Eastern Cape’s social development department has unreservedly apologised for its decision to slash the budgets of several non-profit welfare organisations in Buffalo City (BCM) and Nelson Mandela Bay Metro (NMBM).
The department has also committed to a review the budget cuts as early as tomorrow.
Some of the non-profit organisations’ (NPO) budgets had been cut by more than 1000% compared to the past financial year.
Addressing the media in King William’s Town yesterday, acting head of department Ntombi Baart said: “We are sorry for the inconvenience caused to all the NPOs by the subsidy reductions and we are committing to revise the budget and see how we reallocate the funds looking at the services offered by the different NPOs.”
Baart said the U-turn on the earlier decision to force the NPOs to adjust to the new allocations was as a result of pressure from MEC Nancy Sihlwayi and portfolio committee head Christian Martins, who both insisted that she had to review the massive cuts.

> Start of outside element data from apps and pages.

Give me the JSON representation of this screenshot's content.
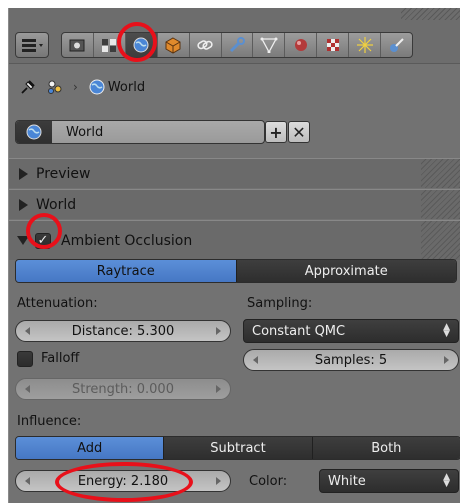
{
  "header": {
    "editor_type_icon": "properties-editor-icon",
    "context_icons": [
      "render-icon",
      "render-layers-icon",
      "world-icon",
      "object-icon",
      "constraints-icon",
      "modifiers-icon",
      "object-data-icon",
      "material-icon",
      "texture-icon",
      "particles-icon",
      "physics-icon"
    ],
    "active_context": "world-icon"
  },
  "breadcrumb": {
    "pin_icon": "pin-icon",
    "scene_icon": "scene-icon",
    "separator": "›",
    "world_label": "World"
  },
  "world_datablock": {
    "name": "World",
    "add_label": "+",
    "remove_label": "✕"
  },
  "panels": {
    "preview": "Preview",
    "world": "World",
    "ambient_occlusion": "Ambient Occlusion"
  },
  "ao": {
    "enabled": true,
    "methods": [
      "Raytrace",
      "Approximate"
    ],
    "active_method": "Raytrace",
    "attenuation_label": "Attenuation:",
    "distance": "Distance: 5.300",
    "falloff_label": "Falloff",
    "strength": "Strength: 0.000",
    "sampling_label": "Sampling:",
    "sampling_method": "Constant QMC",
    "samples": "Samples: 5",
    "influence_label": "Influence:",
    "blend_modes": [
      "Add",
      "Subtract",
      "Both"
    ],
    "active_blend": "Add",
    "energy": "Energy: 2.180",
    "color_label": "Color:",
    "color_value": "White"
  },
  "colors": {
    "panel_bg": "#727272",
    "accent_blue": "#5b8fd8",
    "highlight_ring": "#e8101a"
  }
}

“We admit that there was lack of communication from the department and maybe we should have introduced the reductions in phases, but we are making a commitment to revisit these subsidies,” said Baart.
Tomorrow senior departmental officials including Baart will meet with affected NPOs to find ways to mend problems caused by the cuts, which saw centres such as East London Child Welfare closing temporarily last week, and retrenching all 12 social workers.
Baart said the cuts were influenced by the need to resource the department and capacitate it to a position that it could reach a wider population.
She also defended Sihlwayi, saying the cuts had been an administrative decision which should have been in introduced in phases.
“I want to place on record that the MEC had no influence on how the subsidies were reduced,” said Baart.
In BCM, which was hardest hit by the cuts, the organisations affected included CMR King William’s Town, Childline, Child Welfare East London and SA National Council on Alcoholism (Sanca) EL.
Childline has been left with two social workers after retrenching a third full-time social worker. Sanca had to decrease the 28 areas they reached around the East London region in attempts to accommodate the cuts.
Reacting to the department’s apology yesterday, CMR director Magdalena von Solms said it was unfortunate that the commitment from the department came two months later and after many social workers had already lost their jobs.
“We appreciate the hand that has been extended to us by the department, however it is a pity that it came after a lot of harm had already been done.
“We are looking forward to the deliberations that we are going to have and we are appreciative to the department for the commitment that they are making to us and to our beneficiaries,” said Von Solms.
Convener of the provincial Non-Profit Organisations’ Forum Vuyiswa Duma said NPOs had made the mistake of approaching the department directly instead of reporting the problem to the forum.
“If organisations came to the provincial structure this could have been sorted out before it went to the papers – we could have devised means to address the reductions internally,” said Duma.